▶ Problem
In the records below, find each line that holds "内存使用率" and return it.

▶ Stored items from a collection

↓

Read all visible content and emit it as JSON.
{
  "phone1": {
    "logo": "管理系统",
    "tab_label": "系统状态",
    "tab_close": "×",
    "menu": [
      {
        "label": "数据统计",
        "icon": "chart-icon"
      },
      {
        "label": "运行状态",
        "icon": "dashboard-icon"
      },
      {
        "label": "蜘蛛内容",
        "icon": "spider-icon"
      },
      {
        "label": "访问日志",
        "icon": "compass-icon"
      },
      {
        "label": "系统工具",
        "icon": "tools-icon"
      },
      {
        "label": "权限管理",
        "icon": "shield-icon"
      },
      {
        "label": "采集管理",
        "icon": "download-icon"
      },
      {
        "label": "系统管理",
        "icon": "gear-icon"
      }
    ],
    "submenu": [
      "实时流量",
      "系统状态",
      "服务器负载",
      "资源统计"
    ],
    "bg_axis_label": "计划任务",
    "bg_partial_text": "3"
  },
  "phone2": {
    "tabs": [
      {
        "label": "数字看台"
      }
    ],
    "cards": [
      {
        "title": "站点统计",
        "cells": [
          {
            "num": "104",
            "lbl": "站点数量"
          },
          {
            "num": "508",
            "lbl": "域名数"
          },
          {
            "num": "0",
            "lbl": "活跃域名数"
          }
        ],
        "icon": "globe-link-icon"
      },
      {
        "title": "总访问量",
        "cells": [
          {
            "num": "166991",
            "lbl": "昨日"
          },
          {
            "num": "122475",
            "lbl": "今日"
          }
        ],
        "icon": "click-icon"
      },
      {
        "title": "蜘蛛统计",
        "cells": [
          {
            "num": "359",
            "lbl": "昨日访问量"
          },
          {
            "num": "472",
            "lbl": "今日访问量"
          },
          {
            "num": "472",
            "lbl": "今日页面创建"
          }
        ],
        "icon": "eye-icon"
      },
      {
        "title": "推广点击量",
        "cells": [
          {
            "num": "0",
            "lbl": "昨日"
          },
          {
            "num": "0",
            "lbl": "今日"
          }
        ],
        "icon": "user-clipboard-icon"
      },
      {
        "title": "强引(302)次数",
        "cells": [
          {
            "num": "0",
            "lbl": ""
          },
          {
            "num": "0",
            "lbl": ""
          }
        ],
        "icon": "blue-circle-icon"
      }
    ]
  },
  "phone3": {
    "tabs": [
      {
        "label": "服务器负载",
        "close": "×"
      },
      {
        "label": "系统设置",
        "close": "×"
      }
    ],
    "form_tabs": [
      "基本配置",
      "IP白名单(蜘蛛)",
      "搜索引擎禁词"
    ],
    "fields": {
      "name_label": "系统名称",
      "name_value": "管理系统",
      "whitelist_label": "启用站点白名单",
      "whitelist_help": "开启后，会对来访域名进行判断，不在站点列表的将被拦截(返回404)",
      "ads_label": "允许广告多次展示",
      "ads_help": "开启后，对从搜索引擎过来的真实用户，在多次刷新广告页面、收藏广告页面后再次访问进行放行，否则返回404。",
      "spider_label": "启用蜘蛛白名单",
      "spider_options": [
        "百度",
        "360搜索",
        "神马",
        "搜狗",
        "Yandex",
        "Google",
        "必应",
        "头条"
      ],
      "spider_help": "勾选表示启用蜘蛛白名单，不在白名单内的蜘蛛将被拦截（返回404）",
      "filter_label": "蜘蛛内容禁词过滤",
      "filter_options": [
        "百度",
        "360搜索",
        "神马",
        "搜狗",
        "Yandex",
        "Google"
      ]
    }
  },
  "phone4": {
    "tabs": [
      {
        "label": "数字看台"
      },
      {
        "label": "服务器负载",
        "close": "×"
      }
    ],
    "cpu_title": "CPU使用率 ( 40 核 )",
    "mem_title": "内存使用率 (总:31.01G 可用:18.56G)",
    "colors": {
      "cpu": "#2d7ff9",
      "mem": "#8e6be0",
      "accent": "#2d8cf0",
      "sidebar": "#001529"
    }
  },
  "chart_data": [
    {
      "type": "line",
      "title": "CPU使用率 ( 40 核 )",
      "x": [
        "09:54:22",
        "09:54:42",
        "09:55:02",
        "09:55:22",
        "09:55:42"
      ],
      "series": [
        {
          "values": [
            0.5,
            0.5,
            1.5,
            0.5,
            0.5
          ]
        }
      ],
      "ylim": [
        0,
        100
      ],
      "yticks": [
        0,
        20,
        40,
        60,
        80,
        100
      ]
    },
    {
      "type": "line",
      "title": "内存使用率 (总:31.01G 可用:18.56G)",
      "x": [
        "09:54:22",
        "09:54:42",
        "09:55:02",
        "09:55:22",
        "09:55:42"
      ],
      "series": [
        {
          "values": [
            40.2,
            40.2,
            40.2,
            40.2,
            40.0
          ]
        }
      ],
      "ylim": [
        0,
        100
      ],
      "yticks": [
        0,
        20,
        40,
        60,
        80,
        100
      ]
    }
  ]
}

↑

▶ Solution
    "mem_title": "内存使用率 (总:31.01G 可用:18.56G)",
      "title": "内存使用率 (总:31.01G 可用:18.56G)",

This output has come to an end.